California child care provider Renaldo Sanders, who was born and raised in a low-income neighborhood in the southside of Chicago, is able to connect with preschool children deemed to have behavioral problems, and help them build strong foundations so they can choose healthy paths in life.
For the past 33 years, Renaldo has been doing just that in the City of Compton. And for the past 16 years, she’s been part of a campaign—along with thousands of other child care providers in California—to win the freedom to unionize, to come together to make improvements to the state’s woefully underfunded early childhood education system.
On September 30, 2019, those many years of unyielding determination paid off, and Renaldo traveled to Sacramento to watch California Gov. Gavin Newsom sign into law a bill giving 40,000 family child care providers the right to form a union!
California became the 12th state to provide early childhood educators with collective bargaining rights. It was the largest single union-organizing victory in two decades and the largest organizing campaign of childcare providers in U.S. history.
"When Gov. Newsom signed our collective bargaining bill, I felt pure joy,” she says. “All of our hard work had been realized.
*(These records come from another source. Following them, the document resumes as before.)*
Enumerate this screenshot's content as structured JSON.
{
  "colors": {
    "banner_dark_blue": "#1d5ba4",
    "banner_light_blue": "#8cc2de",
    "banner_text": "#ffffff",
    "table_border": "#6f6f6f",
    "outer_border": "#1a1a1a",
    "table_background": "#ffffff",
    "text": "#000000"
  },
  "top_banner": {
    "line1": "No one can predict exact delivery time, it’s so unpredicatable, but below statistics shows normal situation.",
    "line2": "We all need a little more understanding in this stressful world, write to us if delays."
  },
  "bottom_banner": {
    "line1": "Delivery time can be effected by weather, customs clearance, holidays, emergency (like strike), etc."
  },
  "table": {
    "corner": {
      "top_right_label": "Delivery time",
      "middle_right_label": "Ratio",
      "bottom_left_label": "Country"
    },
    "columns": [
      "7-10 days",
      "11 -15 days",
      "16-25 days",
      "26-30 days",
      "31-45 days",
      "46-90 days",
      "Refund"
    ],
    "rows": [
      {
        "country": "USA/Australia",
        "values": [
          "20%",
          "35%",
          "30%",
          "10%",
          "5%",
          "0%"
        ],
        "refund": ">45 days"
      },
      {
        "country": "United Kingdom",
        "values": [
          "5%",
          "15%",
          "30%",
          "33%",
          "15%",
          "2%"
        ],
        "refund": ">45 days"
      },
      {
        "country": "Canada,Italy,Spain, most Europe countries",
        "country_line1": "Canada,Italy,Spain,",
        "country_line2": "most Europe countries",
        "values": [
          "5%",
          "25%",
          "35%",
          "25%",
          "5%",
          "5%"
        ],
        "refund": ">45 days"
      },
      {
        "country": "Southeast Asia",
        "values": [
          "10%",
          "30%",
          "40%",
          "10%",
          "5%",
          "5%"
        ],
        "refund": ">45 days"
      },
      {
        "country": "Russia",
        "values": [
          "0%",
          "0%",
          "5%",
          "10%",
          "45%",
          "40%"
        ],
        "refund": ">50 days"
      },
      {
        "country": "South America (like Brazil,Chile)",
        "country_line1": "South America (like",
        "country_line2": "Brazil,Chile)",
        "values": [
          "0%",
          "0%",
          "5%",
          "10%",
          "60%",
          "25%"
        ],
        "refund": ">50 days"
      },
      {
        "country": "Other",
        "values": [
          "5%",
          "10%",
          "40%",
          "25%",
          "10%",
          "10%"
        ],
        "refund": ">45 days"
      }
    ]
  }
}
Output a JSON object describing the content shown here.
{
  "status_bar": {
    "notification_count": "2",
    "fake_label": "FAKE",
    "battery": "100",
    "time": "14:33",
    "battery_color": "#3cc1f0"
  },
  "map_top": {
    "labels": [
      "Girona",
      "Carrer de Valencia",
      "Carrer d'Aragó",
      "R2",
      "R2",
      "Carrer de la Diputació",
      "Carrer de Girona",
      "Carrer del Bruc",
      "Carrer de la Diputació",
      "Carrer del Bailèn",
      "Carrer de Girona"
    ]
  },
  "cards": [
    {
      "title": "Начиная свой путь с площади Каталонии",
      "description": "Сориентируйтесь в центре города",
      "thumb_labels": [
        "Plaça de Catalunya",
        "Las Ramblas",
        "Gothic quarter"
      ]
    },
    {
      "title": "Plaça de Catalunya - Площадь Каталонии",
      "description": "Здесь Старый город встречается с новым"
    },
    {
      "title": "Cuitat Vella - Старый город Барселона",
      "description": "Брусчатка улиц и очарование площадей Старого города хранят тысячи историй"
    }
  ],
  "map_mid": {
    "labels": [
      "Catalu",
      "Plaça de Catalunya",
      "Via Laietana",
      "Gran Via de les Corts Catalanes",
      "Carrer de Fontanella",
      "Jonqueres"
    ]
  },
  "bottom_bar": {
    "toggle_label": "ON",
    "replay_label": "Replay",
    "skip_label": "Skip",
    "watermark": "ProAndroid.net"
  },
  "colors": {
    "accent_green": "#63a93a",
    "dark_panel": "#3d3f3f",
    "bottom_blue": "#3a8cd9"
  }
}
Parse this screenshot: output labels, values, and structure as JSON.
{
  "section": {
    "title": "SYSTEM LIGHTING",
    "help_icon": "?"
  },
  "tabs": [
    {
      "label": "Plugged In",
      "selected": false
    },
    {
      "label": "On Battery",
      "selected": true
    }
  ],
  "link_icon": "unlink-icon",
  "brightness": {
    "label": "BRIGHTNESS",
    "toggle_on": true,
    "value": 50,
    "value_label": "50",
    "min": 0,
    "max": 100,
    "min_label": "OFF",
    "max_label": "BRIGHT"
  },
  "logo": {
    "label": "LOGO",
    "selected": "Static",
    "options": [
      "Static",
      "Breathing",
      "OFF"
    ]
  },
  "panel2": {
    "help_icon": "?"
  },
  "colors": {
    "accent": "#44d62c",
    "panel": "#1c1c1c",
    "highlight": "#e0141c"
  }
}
It provides an example for others. Keep up the fight and win a better future."
Now with the right to negotiate as a union with their employer, the state of California, child care providers will finally be able to effectively fight together for their profession, to negotiate for living wages, benefits, access to affordable training, and professional development.
This workforce of mostly women of color, isolated in their own day care centers, will finally be able to take care of themselves—and each other—so they can continue to serve the children and families they love to care for.
The shameful truth is that despite the responsibility of educating and developing very young children, child care providers make poverty wages and aren’t even covered by basic labor laws such as minimum wage or workers compensation. That's why it's so essential that more elected officials stand with us to rewrite the rules so that all of us, no matter where we work, have a chance to stand up and demand better through our union.
"I will never give up on our vision to win child care that works for families, providers, and children!" Renaldo exclaims.
When we join together in our unions, we have a REAL voice at work. Join us today to demand #UnionsForAll